“Beer hunting” is a term inspired by the activities of iconic beer writer Michael Jackson, the Beer Hunter. My pursuit of all things beer was fueled in part by our friendship and his passion. I can say for sure that I was there at the beginnings of both the CAMRA efforts in England (I’m a life member―Membership No. 21,192; current membership is approximately 120,000) and America’s beer renaissance, which started in the early 80s. My beer hunting has never faltered and I haven’t taken a day off since!
John Young stood up, leaned across his desk and said “Congratulations, young man. Thanks for the support and welcome to Young’s.”
Having played collegiate lacrosse in Maryland, I was fortunate enough to be hired out of college by the English Sports Council to promote the sport of lacrosse in England. Lacrosse was my ticket to international travel―which led to my discovery of worldly styles of beer and, of course, real ale! I was given my first CAMRA Good Beer Guide in 1983 in Manchester, England, by a lacrosse teammate who told me if I followed the guide I’d never be at a loss for a good pint.

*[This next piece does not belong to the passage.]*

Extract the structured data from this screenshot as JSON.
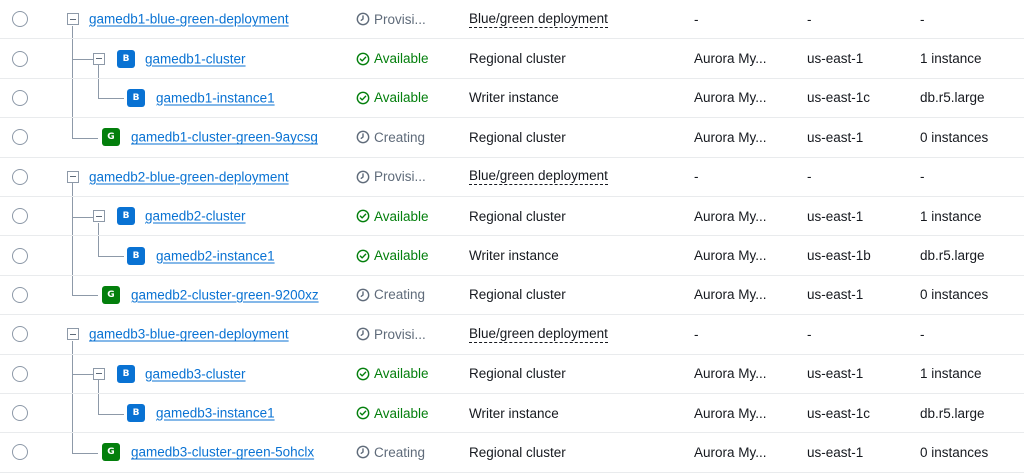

I purchased shares of Young’s stock, because it came with an invite to the Young’s AGM which were legendary events. At my first AGM I learned about the “135 Club,” which was based on visiting every Young’s pub, having a drink, and having the publican/bar staff sign off on the printed Young’s brochure. Once you completed the tour, you were given membership to this exclusive club.
New members were asked to call the brewery and schedule their VIP visit. On the day of my visit, I arrived at the brewery, and was shown in and waited a few minutes. Then a Young’s staff member came to the reception area walked me up a few flights of stairs and straight into John Young’s office. The staff member said, “Mr. Chairman, this young man has completed the 135 Club tour and he is here today for his just rewards.”
John Young stood up, leaned across his desk and said “Congratulations, young man. Thanks for the support and welcome to Young’s.” As he began to sit back down, I spoke―obviously, with an American accent. He stood straight up again and asked, “You are an American?” I said, “Yes.” He said “Come with me,” and we walked down the corridor and turned into an office.
There stood a young Dan Kopman (now of Schlafly fame) and the chairman said, “Joe, this is Dan Kopman. He is working on our effort to export to America.” The he turned to Dan and said, “This guy just completed the 135 Club, he’s from America and you guys need to talk…” And that’s really how it started: preparation met opportunity.
Since 1983, there have been countless visits to breweries, taverns, pubs, beer festivals and the like. I have kept a beer journal since1985, filled with tasting notes, anecdotes, photos, sketches and at times philosophical meanderings. Over time, I have been fortunate enough to cross paths (and hoist a pint) with many beer industry icons, including the likes of Fritz Maytag, Bob Brewer, Father Theodore, Pete Slosberg, Charlie Papazian, Hugh Sisson, Sam Calagione, Jim Koch, Greg Koch, Frank Boon, Carol and Ed Stout, Greg Noonan, Pierre Celis, Allan Young, Jerry Bailey, Jim Dorsch, Dave Alexander, Volker Stewart, Bill Oliver, Ron Barchet and Bill Covaleski. The list goes on and on.
One particular memorable encounter was with the late Don Younger. It was 1987. I was working for Young’s and made a sales call to see if he would carry the Young’s line on draught. Over a few pints he started to focus less on the products I could offer and more on the cask-conditioned real ale that Young’s was famous for. I explained that Young’s did not offer cask ales in the U.S. because the system for handling and caring for cask ales was not in place. But he persisted. I told him the beer wouldn’t travel well and that, by the time he got his hands on a cask, he wouldn’t be able to sell it. Don looked at me with a straight face and said, “Sell it? What are you talking about? I want to drink it!”
In the beginning it was about the pure experience of discovery―but once I tasted the beauty of the hop cone, understood the richness of malt character, appreciated the dynamic imprint and was intrigued by the mystery of the yeast strain, I was obsessed. I have been a part of the craft beer culture ever since.